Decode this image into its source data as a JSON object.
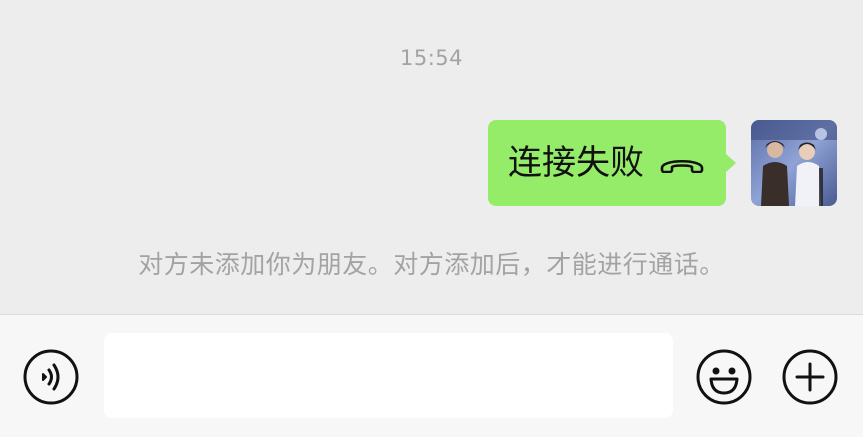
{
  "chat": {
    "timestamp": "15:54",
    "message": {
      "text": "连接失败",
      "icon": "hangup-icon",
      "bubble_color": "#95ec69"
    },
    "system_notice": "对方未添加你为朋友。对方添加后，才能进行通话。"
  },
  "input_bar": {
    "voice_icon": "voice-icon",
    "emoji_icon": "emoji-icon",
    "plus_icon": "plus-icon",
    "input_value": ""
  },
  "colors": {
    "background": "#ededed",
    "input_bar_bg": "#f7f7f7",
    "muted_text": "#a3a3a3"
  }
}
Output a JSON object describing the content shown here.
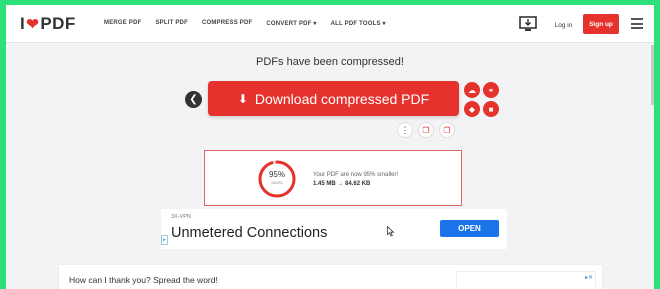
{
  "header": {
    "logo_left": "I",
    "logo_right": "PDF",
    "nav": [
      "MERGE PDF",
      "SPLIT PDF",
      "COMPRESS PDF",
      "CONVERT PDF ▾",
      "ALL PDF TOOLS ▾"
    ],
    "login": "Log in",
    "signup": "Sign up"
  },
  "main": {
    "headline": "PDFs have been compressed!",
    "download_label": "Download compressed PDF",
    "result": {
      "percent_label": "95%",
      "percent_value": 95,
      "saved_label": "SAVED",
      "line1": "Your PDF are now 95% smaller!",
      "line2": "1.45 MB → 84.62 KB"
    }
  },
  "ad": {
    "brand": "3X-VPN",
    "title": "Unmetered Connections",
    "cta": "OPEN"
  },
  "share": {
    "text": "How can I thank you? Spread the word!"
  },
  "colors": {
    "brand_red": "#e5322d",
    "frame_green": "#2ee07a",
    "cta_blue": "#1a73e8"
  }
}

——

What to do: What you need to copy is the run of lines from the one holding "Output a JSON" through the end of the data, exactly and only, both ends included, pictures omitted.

Written answer:
Output a JSON object describing the content shown here.
{
  "header": {
    "logo_left": "I",
    "logo_right": "PDF",
    "nav": [
      "MERGE PDF",
      "SPLIT PDF",
      "COMPRESS PDF",
      "CONVERT PDF ▾",
      "ALL PDF TOOLS ▾"
    ],
    "login": "Log in",
    "signup": "Sign up"
  },
  "main": {
    "headline": "PDFs have been compressed!",
    "download_label": "Download compressed PDF",
    "result": {
      "percent_label": "95%",
      "percent_value": 95,
      "saved_label": "SAVED",
      "line1": "Your PDF are now 95% smaller!",
      "line2": "1.45 MB → 84.62 KB"
    }
  },
  "ad": {
    "brand": "3X-VPN",
    "title": "Unmetered Connections",
    "cta": "OPEN"
  },
  "share": {
    "text": "How can I thank you? Spread the word!"
  },
  "colors": {
    "brand_red": "#e5322d",
    "frame_green": "#2ee07a",
    "cta_blue": "#1a73e8"
  }
}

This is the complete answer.